In the last six months, almost 1 in 5 calls to Victoria’s triple zero service were not emergencies. In fact, the number is around 90,000. And out of those 90,000, some people have truly displayed a new level of entitlement, calling triple zero for even the most mundane forms of assistance. Like snatching a lift home.

Ambulance Victoria’s acting Chief Operations Officer Anthony Carlyon told 3AW that it’s “really common” to get calls for basic health check ups, but that some people call for more “bizarre” reasons.

Carlyon said one person called triple zero because they couldn’t get Spotify to work, and another person called because they wanted advice on how to *checks notes* fix a hole in a fence?! Unless fence is a codeword for one of your limbs, I really don’t think the ambulance can be much help here.
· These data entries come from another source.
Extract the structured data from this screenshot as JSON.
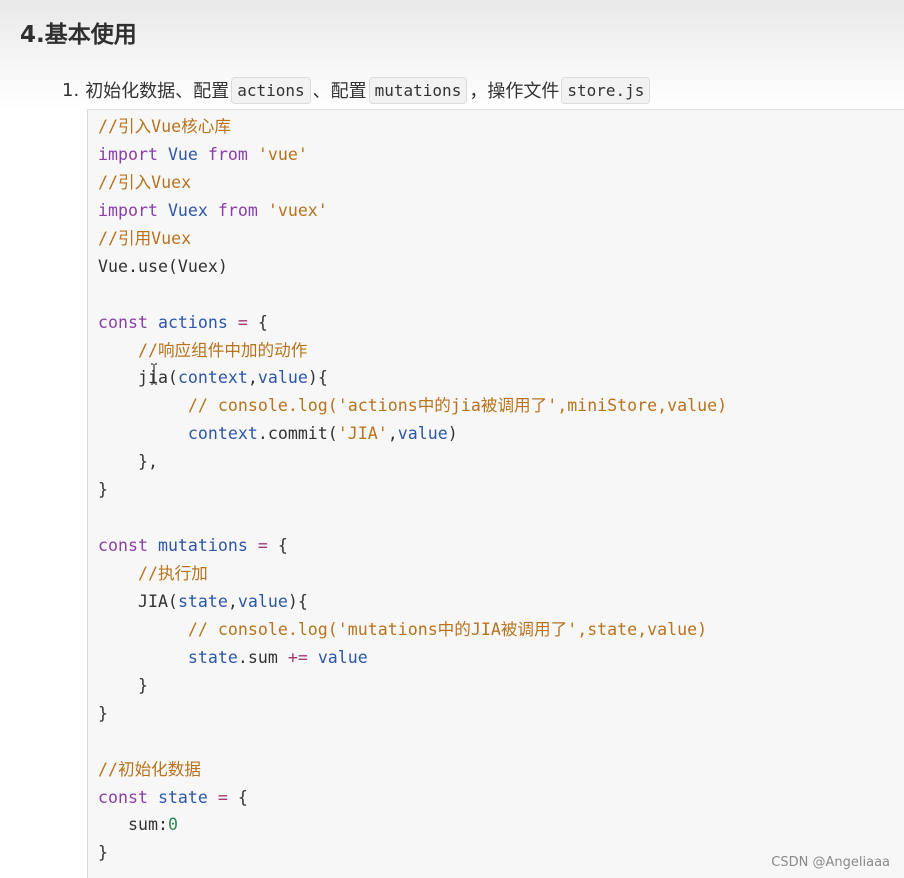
{
  "heading": "4.基本使用",
  "list_item": {
    "number": "1.",
    "text_1": "初始化数据、配置",
    "code_1": "actions",
    "text_2": "、配置",
    "code_2": "mutations",
    "text_3": "，操作文件",
    "code_3": "store.js"
  },
  "code_lines": [
    [
      [
        "comment",
        "//引入Vue核心库"
      ]
    ],
    [
      [
        "keyword",
        "import "
      ],
      [
        "ident",
        "Vue "
      ],
      [
        "keyword",
        "from "
      ],
      [
        "string",
        "'vue'"
      ]
    ],
    [
      [
        "comment",
        "//引入Vuex"
      ]
    ],
    [
      [
        "keyword",
        "import "
      ],
      [
        "ident",
        "Vuex "
      ],
      [
        "keyword",
        "from "
      ],
      [
        "string",
        "'vuex'"
      ]
    ],
    [
      [
        "comment",
        "//引用Vuex"
      ]
    ],
    [
      [
        "plain",
        "Vue.use(Vuex)"
      ]
    ],
    [],
    [
      [
        "keyword",
        "const "
      ],
      [
        "ident",
        "actions "
      ],
      [
        "op",
        "= "
      ],
      [
        "plain",
        "{"
      ]
    ],
    [
      [
        "plain",
        "    "
      ],
      [
        "comment",
        "//响应组件中加的动作"
      ]
    ],
    [
      [
        "plain",
        "    jia("
      ],
      [
        "ident",
        "context"
      ],
      [
        "plain",
        ","
      ],
      [
        "ident",
        "value"
      ],
      [
        "plain",
        "){"
      ]
    ],
    [
      [
        "plain",
        "         "
      ],
      [
        "comment",
        "// console.log('actions中的jia被调用了',miniStore,value)"
      ]
    ],
    [
      [
        "plain",
        "         "
      ],
      [
        "ident",
        "context"
      ],
      [
        "plain",
        ".commit("
      ],
      [
        "string",
        "'JIA'"
      ],
      [
        "plain",
        ","
      ],
      [
        "ident",
        "value"
      ],
      [
        "plain",
        ")"
      ]
    ],
    [
      [
        "plain",
        "    },"
      ]
    ],
    [
      [
        "plain",
        "}"
      ]
    ],
    [],
    [
      [
        "keyword",
        "const "
      ],
      [
        "ident",
        "mutations "
      ],
      [
        "op",
        "= "
      ],
      [
        "plain",
        "{"
      ]
    ],
    [
      [
        "plain",
        "    "
      ],
      [
        "comment",
        "//执行加"
      ]
    ],
    [
      [
        "plain",
        "    JIA("
      ],
      [
        "ident",
        "state"
      ],
      [
        "plain",
        ","
      ],
      [
        "ident",
        "value"
      ],
      [
        "plain",
        "){"
      ]
    ],
    [
      [
        "plain",
        "         "
      ],
      [
        "comment",
        "// console.log('mutations中的JIA被调用了',state,value)"
      ]
    ],
    [
      [
        "plain",
        "         "
      ],
      [
        "ident",
        "state"
      ],
      [
        "plain",
        ".sum "
      ],
      [
        "op",
        "+= "
      ],
      [
        "ident",
        "value"
      ]
    ],
    [
      [
        "plain",
        "    }"
      ]
    ],
    [
      [
        "plain",
        "}"
      ]
    ],
    [],
    [
      [
        "comment",
        "//初始化数据"
      ]
    ],
    [
      [
        "keyword",
        "const "
      ],
      [
        "ident",
        "state "
      ],
      [
        "op",
        "= "
      ],
      [
        "plain",
        "{"
      ]
    ],
    [
      [
        "plain",
        "   sum:"
      ],
      [
        "number",
        "0"
      ]
    ],
    [
      [
        "plain",
        "}"
      ]
    ]
  ],
  "watermark": "CSDN @Angeliaaa"
}
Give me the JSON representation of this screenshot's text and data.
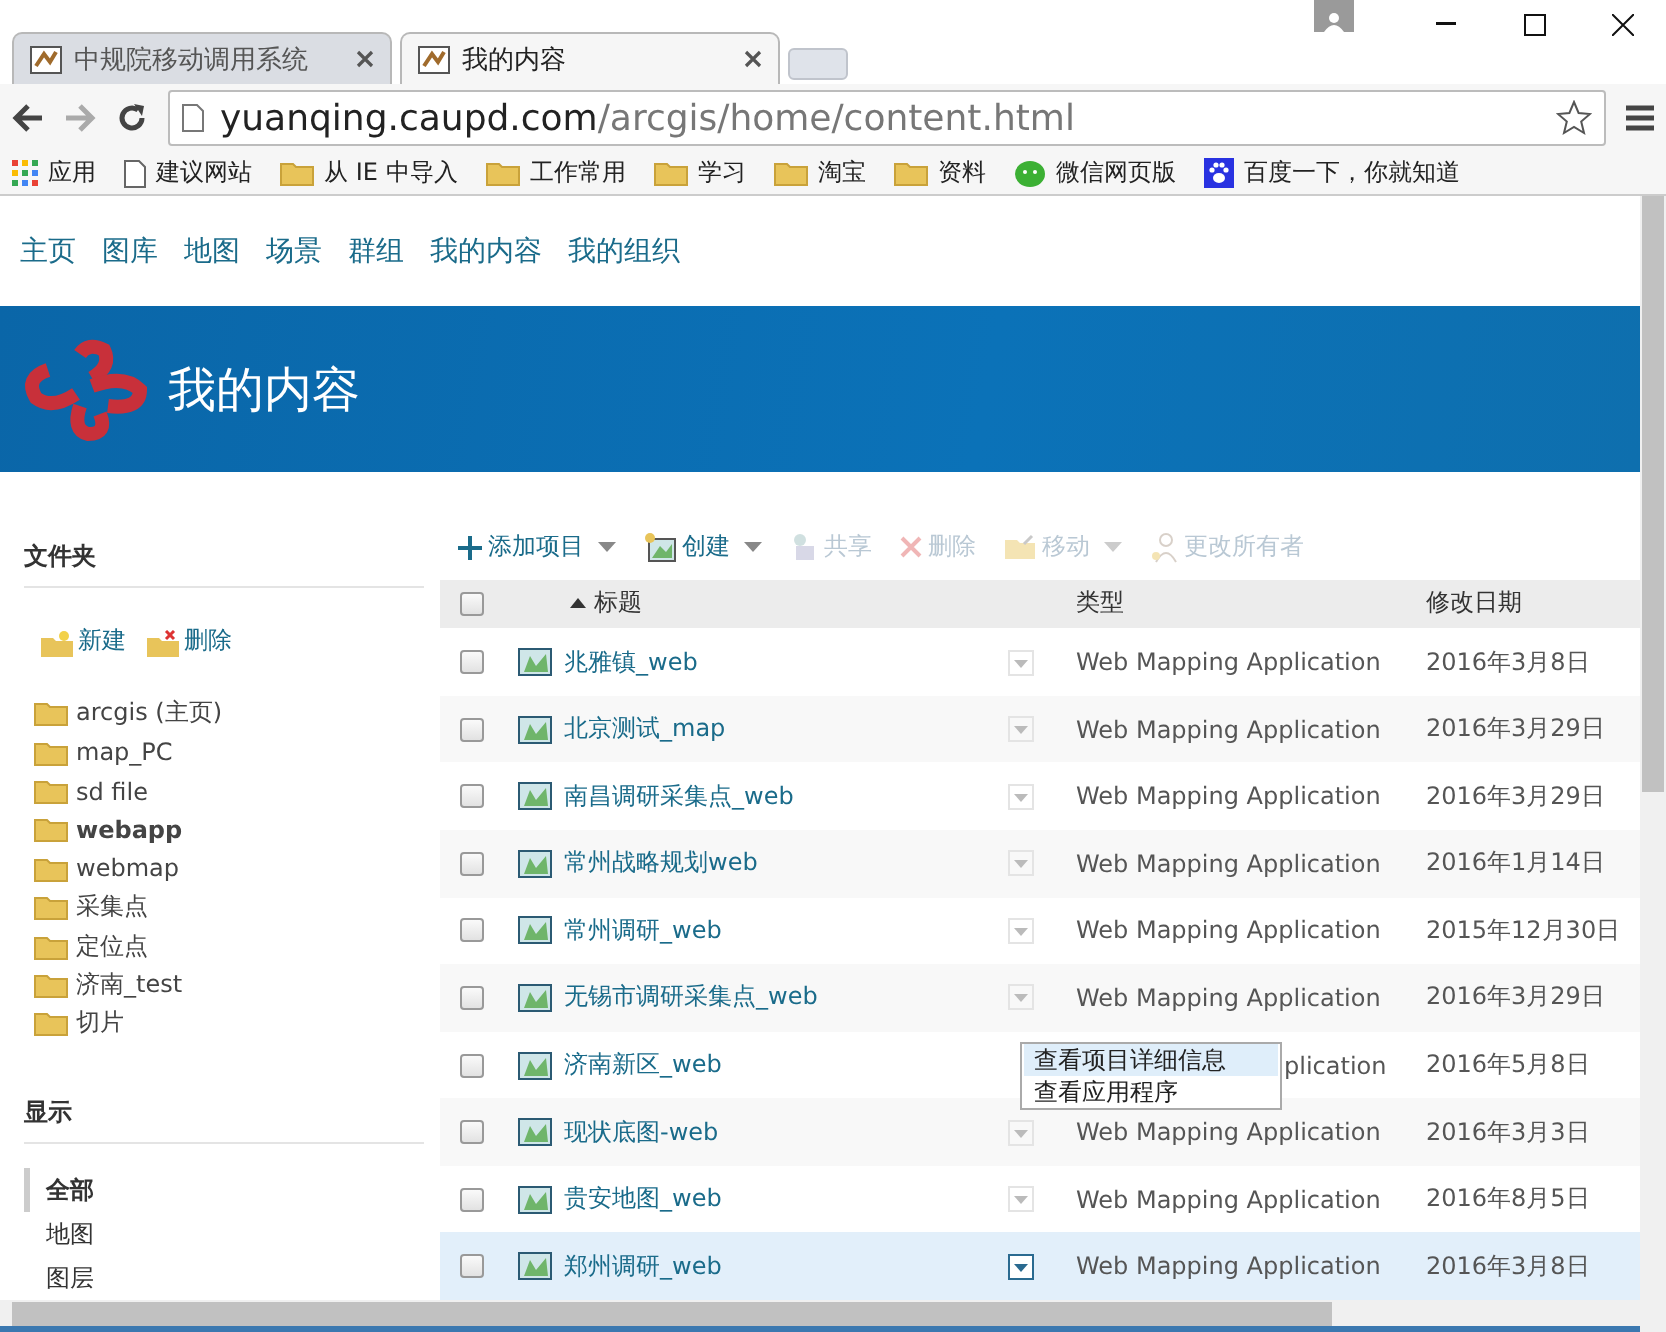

Apparently others have called to find RAT tests (?!?!) and heaps of people call because they just… can’t sleep. I never thought I’d say this but honestly, at that point just call your ex babe. Leave the paramedics out of it.

However, one of the stories listed stood out to me from the rest: someone called triple zero after they got stuck in a parka because their zip caught and honestly? Relatable.

Have you ever experienced the terror of getting stuck in a dress or other article of clothing alone in your room at 3am with your arms stuck in the air?? It is truly terrifying, I fully sympathise with whoever felt like they needed to call emergency services after experiencing that trauma.

Other unnecessary calls have included someone who wanted to be driven home from the hospital because they didn’t want to wait for assistance anymore, and another person whose kid’s lips turned blue… after eating blueberries.

Meanwhile I could have a dislocated shoulder and I’d still carry on with my day and convince myself that I’m fine.

Listen friends: if it’s not an actual emergency, don’t call triple zero, okay? Their resources are stretched thin as it is.

“We want Victorians to help save triple zero or emergencies, not treat it as just an easy point of call when you want some advice,” Carlyon said.

“We want to be there for the sickest Victorians.”